Source data:
━━━━

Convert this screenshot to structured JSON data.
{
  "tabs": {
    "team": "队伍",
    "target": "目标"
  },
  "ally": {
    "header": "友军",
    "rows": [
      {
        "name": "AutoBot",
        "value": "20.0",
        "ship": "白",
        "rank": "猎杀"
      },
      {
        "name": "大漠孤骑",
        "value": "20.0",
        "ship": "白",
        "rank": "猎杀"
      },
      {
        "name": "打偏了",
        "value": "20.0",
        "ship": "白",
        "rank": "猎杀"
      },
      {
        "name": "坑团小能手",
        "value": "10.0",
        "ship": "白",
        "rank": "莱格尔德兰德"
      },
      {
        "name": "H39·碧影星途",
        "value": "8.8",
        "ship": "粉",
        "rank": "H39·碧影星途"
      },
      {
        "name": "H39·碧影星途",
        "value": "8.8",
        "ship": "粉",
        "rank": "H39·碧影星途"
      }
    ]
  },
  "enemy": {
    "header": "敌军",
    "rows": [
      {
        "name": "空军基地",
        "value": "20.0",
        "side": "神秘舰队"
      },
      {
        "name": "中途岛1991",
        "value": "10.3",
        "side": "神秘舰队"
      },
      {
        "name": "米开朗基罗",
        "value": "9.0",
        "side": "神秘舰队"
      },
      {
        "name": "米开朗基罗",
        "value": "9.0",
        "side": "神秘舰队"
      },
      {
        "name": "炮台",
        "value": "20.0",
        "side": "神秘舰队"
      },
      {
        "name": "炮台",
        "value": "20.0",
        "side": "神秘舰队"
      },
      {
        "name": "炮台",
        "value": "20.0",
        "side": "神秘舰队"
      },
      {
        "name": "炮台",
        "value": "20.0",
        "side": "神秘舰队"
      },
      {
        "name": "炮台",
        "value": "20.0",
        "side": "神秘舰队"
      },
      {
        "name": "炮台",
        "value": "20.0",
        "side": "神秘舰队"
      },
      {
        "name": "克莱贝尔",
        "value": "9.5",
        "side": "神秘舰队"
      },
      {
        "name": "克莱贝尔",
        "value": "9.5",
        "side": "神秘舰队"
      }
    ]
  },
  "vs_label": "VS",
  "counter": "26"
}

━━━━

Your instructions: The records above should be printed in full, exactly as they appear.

Task answer:
Convert this screenshot to structured JSON data.
{
  "tabs": {
    "team": "队伍",
    "target": "目标"
  },
  "ally": {
    "header": "友军",
    "rows": [
      {
        "name": "AutoBot",
        "value": "20.0",
        "ship": "白",
        "rank": "猎杀"
      },
      {
        "name": "大漠孤骑",
        "value": "20.0",
        "ship": "白",
        "rank": "猎杀"
      },
      {
        "name": "打偏了",
        "value": "20.0",
        "ship": "白",
        "rank": "猎杀"
      },
      {
        "name": "坑团小能手",
        "value": "10.0",
        "ship": "白",
        "rank": "莱格尔德兰德"
      },
      {
        "name": "H39·碧影星途",
        "value": "8.8",
        "ship": "粉",
        "rank": "H39·碧影星途"
      },
      {
        "name": "H39·碧影星途",
        "value": "8.8",
        "ship": "粉",
        "rank": "H39·碧影星途"
      }
    ]
  },
  "enemy": {
    "header": "敌军",
    "rows": [
      {
        "name": "空军基地",
        "value": "20.0",
        "side": "神秘舰队"
      },
      {
        "name": "中途岛1991",
        "value": "10.3",
        "side": "神秘舰队"
      },
      {
        "name": "米开朗基罗",
        "value": "9.0",
        "side": "神秘舰队"
      },
      {
        "name": "米开朗基罗",
        "value": "9.0",
        "side": "神秘舰队"
      },
      {
        "name": "炮台",
        "value": "20.0",
        "side": "神秘舰队"
      },
      {
        "name": "炮台",
        "value": "20.0",
        "side": "神秘舰队"
      },
      {
        "name": "炮台",
        "value": "20.0",
        "side": "神秘舰队"
      },
      {
        "name": "炮台",
        "value": "20.0",
        "side": "神秘舰队"
      },
      {
        "name": "炮台",
        "value": "20.0",
        "side": "神秘舰队"
      },
      {
        "name": "炮台",
        "value": "20.0",
        "side": "神秘舰队"
      },
      {
        "name": "克莱贝尔",
        "value": "9.5",
        "side": "神秘舰队"
      },
      {
        "name": "克莱贝尔",
        "value": "9.5",
        "side": "神秘舰队"
      }
    ]
  },
  "vs_label": "VS",
  "counter": "26"
}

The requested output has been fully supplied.